The year was 1997, and the World Rally Championship had just changed its specifications to World Rally Car. These were the first WRC cars that had the name of the championship in their description, and they were more powerful and capable than the Group A cars that they replaced.
The World Rally Car specification lasted up until the 2010 season, when they were changed to be more restrictive, and so on, up until the 2021 season. In the last one mentioned, the link between a production vehicle and the top-tier rally car was dramatically reduced to a general shape as a baseline and having the same name.
Back in the Group A era, homologation specials were mandatory, with a minimum production value and a strict link between their specs and features and those of the racing car.
WRC car, such as four-wheel-drive, or the same displacement engines, turbocharging, and so on.
At the time, Subaru's World Rally Championship effort was managed with the help of Prodrive, and the team had built several units of the 1998 Subaru Impreza S5 WRC for the 1997 Monte Carlo Rally. One of them, called Chassis 3, was assigned to the late great Colin McRae, and it had the license plate P2 WRC.
The 1995 World Rally Champion was competing alongside Nicky Grist in the maiden round of the 1997 season, but a crash that involved sliding into a tree in an icy corner meant a DNF for that event. The vehicle was not totaled, but there was sufficient damage to the rear suspension, which led to the DNF mentioned earlier.
The crash meant that the "P2 WRC" license plate was mated to another chassis, which is Prodrive Chassis 21. From what we can gather, Colin McRae did not drive this one at all, as the registration was moved to it and then the vehicle was sold the next year.
Prodrive Chassis 21, which has a connection with Colin McRae, although it was not driven by the legend in its current form.
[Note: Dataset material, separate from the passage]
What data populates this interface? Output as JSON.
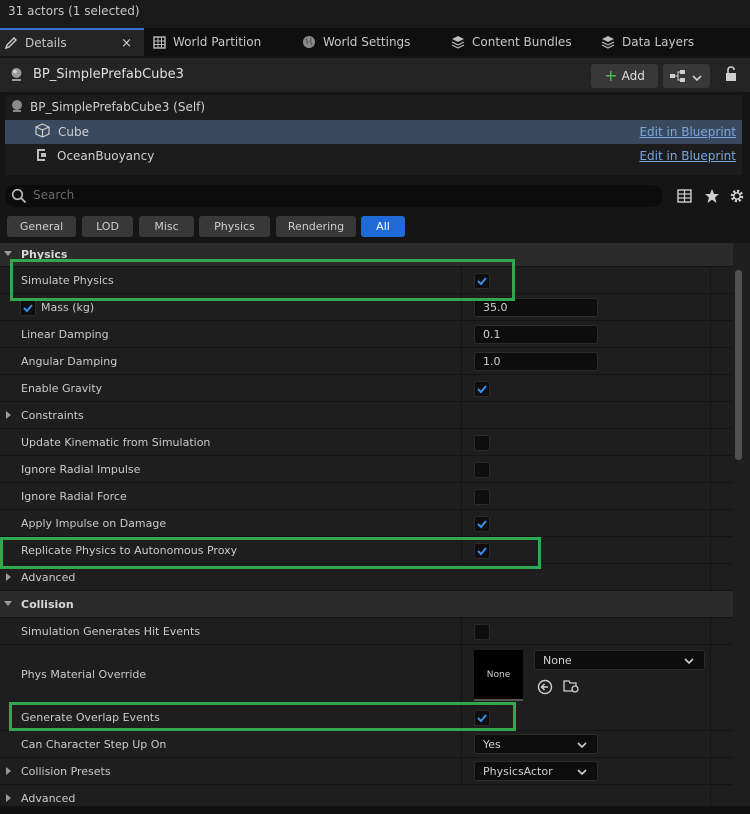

The photo gallery also shows Chasis 03, which was also offered for sale at auction several years ago as P2 WRC.
This may be the explanation as to why the Colin McRae P2 WRC car was a left-hand-drive model, while this example is a right-hand drive one. In this part of the story, the vehicle is claimed to have been converted to left-hand drive and then back to right-hand drive by a specialist workshop – as the current vendor used it in the Irish championship, while we found that Chassis 03 was LHD, and Chassis 21 started life as RHD.
Regardless, this is a piece of racing history, and it has been campaigned privately in Europe ever since the 1998 season. The current owner has had it since 2004, used it for three seasons, and then placed it into storage. Since 2015, the vehicle has been used for various shows and events, and it is now available for sale at auction.
According to the owner, the car has all the parts needed to be converted to left-hand drive, if desired. It has a rebuilt engine and gearbox by an expert workshop called Autosportif. Mind you, the engine and gearbox of a rally car must be rebuilt at regular intervals, so this is a positive thing, not a negative element.
This particular version of the Impreza is based on the first generation of the Japanese car that was offered in both coupe, sedan, and estate forms.
From 1997, Subaru started making the GC8D Impreza, which debuted the coupe version, as well as the 22b STI. The latter was linked with this racing car, and it is the most desirable version of that generation Impreza.
Looking through its history, we can observe that P2 WRC has a total of 73 starts, and the first of them was with Colin McRae under the Chassis 03 - its original. This alone makes it more valuable than an equivalent car, even if the chassis (number 21, this time) is no longer the one driven by McRae.
It is important to note that the Chassis 03 car with the P2 WRC license plate and livery was previously for sale at auction back in 2016. Online records at ewrc-results show that the vehicle that was Chassis 21 continued to race, while Chassis 03, which was the one featured for sale in the old auction, did not.
We have added the photos featured in the old listing as well, and we notice a white engine compartment on the Chassis 21 car, as well as a white interior, along with the right-hand drive configuration, while the old listing had matching blue interior and engine compartment paint. As you can observe on the plaque shown on the old model, its serial number ends in 003, so these two listings do not show the same vehicle. Both were made by Prodrive, and both had the P2 WRC license plate, though.
Its racing history is not a dreadful thing, mind you, as it does confirm that the vehicle was used as intended, and not kept in a temperature-controlled garage as an investment opportunity. As we mentioned above, this is a highly desirable body style of a particularly appreciated racing car with links to a celebrated champion, which makes its value higher than usual.
We do know that insuring it might be pricey because of this, and that does not compare to how much one would shell out if the vehicle got crashed. So, whoever gets to drive it should be experienced and mind their way with it.
Auction experts estimate that this vehicle can fetch between GBP 340,000 and 380,000 (ca. $419,029 -468,327). It will be auctioned on February 25th, so those interested will have to wait a bit more before having a chance to bid.